* What is being asked:
Without skipping a line, reproduce the entries exactly.

(Data records for software interfaces)
╭──

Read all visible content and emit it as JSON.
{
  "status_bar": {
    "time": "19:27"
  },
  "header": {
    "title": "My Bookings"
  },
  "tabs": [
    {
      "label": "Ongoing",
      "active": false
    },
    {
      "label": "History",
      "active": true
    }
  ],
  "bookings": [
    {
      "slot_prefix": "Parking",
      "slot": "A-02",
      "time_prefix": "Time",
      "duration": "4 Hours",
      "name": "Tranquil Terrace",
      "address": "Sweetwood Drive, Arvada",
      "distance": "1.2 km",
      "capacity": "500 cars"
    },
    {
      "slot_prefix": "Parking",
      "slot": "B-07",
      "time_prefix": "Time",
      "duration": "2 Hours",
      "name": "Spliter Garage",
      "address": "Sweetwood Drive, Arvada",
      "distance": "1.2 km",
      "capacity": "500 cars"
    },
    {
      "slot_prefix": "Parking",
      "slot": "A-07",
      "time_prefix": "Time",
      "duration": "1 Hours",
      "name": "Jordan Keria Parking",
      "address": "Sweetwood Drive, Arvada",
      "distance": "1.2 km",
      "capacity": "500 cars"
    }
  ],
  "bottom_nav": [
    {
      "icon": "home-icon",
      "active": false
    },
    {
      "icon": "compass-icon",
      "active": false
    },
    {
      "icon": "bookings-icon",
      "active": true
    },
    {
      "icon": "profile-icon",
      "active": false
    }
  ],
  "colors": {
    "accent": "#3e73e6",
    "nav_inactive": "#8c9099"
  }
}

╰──

* Final answer:
Read all visible content and emit it as JSON.
{
  "status_bar": {
    "time": "19:27"
  },
  "header": {
    "title": "My Bookings"
  },
  "tabs": [
    {
      "label": "Ongoing",
      "active": false
    },
    {
      "label": "History",
      "active": true
    }
  ],
  "bookings": [
    {
      "slot_prefix": "Parking",
      "slot": "A-02",
      "time_prefix": "Time",
      "duration": "4 Hours",
      "name": "Tranquil Terrace",
      "address": "Sweetwood Drive, Arvada",
      "distance": "1.2 km",
      "capacity": "500 cars"
    },
    {
      "slot_prefix": "Parking",
      "slot": "B-07",
      "time_prefix": "Time",
      "duration": "2 Hours",
      "name": "Spliter Garage",
      "address": "Sweetwood Drive, Arvada",
      "distance": "1.2 km",
      "capacity": "500 cars"
    },
    {
      "slot_prefix": "Parking",
      "slot": "A-07",
      "time_prefix": "Time",
      "duration": "1 Hours",
      "name": "Jordan Keria Parking",
      "address": "Sweetwood Drive, Arvada",
      "distance": "1.2 km",
      "capacity": "500 cars"
    }
  ],
  "bottom_nav": [
    {
      "icon": "home-icon",
      "active": false
    },
    {
      "icon": "compass-icon",
      "active": false
    },
    {
      "icon": "bookings-icon",
      "active": true
    },
    {
      "icon": "profile-icon",
      "active": false
    }
  ],
  "colors": {
    "accent": "#3e73e6",
    "nav_inactive": "#8c9099"
  }
}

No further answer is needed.